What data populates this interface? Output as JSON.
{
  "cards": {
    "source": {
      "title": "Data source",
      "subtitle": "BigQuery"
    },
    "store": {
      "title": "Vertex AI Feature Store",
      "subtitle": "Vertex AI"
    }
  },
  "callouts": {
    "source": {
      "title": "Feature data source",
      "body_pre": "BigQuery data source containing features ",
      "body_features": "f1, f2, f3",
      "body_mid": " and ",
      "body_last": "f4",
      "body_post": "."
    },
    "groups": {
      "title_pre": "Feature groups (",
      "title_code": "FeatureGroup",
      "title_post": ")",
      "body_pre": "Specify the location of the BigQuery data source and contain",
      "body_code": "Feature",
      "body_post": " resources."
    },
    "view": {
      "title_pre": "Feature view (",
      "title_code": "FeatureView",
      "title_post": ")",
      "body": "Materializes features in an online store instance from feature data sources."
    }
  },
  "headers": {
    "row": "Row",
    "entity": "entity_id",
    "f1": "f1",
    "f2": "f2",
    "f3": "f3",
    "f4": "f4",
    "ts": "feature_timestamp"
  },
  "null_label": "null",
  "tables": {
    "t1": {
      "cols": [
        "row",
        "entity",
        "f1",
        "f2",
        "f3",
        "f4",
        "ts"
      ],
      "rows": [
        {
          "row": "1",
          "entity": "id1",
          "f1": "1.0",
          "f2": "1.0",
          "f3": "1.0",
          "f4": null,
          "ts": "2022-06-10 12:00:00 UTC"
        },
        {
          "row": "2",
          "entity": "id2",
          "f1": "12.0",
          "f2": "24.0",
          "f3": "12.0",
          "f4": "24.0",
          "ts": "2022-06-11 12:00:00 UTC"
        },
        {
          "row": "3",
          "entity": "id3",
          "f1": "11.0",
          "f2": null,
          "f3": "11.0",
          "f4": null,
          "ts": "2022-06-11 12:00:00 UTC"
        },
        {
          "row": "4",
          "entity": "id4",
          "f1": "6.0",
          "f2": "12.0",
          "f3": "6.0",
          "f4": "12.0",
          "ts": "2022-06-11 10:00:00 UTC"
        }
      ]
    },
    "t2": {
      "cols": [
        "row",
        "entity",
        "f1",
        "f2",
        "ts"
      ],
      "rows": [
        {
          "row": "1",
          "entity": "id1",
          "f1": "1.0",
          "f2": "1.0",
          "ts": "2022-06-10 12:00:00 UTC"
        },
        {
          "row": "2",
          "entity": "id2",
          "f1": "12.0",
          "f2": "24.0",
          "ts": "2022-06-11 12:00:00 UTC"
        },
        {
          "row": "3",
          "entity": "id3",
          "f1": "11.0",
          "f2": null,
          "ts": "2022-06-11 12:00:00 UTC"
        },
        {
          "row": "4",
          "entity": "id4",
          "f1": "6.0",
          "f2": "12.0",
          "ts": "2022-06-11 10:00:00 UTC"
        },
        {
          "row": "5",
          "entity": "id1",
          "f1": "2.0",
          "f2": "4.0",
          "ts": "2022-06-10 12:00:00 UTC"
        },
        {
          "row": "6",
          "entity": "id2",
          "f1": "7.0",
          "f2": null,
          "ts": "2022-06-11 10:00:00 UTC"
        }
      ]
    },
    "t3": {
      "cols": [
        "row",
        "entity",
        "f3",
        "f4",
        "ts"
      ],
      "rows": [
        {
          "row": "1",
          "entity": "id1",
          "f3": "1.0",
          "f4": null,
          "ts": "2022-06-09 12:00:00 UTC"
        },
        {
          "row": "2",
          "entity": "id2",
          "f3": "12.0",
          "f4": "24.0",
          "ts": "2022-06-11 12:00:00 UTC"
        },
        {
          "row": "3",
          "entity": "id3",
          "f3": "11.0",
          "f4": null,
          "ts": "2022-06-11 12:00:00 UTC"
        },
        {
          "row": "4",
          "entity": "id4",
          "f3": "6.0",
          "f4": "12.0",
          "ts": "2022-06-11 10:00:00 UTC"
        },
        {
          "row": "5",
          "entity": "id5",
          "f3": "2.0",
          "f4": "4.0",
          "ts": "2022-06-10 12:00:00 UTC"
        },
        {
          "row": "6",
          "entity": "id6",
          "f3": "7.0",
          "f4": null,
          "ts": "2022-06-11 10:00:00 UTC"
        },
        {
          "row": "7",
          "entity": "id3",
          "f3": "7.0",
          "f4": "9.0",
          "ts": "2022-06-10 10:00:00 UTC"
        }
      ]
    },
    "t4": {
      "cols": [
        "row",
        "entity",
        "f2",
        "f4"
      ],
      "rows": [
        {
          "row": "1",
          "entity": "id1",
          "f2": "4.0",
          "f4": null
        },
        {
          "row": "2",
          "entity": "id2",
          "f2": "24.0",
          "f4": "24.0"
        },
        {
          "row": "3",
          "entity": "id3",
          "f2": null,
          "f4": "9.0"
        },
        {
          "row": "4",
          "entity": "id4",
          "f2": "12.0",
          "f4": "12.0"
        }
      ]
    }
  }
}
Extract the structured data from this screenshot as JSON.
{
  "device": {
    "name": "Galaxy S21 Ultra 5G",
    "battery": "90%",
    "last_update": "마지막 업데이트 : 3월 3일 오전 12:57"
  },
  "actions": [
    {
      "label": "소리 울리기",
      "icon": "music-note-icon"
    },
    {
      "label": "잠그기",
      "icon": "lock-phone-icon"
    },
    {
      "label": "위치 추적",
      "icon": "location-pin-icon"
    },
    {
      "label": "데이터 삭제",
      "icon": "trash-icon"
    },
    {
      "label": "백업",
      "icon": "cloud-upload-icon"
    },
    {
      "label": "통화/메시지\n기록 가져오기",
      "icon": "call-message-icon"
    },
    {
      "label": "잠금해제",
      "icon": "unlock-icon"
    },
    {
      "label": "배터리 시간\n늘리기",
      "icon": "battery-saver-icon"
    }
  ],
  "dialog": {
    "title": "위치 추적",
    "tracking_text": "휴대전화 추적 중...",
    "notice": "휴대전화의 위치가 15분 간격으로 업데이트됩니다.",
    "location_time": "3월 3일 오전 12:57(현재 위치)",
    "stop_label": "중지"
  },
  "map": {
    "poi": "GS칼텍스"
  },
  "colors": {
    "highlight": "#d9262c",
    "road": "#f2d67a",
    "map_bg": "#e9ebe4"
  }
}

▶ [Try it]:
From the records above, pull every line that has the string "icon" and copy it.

▶ [Task solution]:
      "icon": "music-note-icon"
      "icon": "lock-phone-icon"
      "icon": "location-pin-icon"
      "icon": "trash-icon"
      "icon": "cloud-upload-icon"
      "icon": "call-message-icon"
      "icon": "unlock-icon"
      "icon": "battery-saver-icon"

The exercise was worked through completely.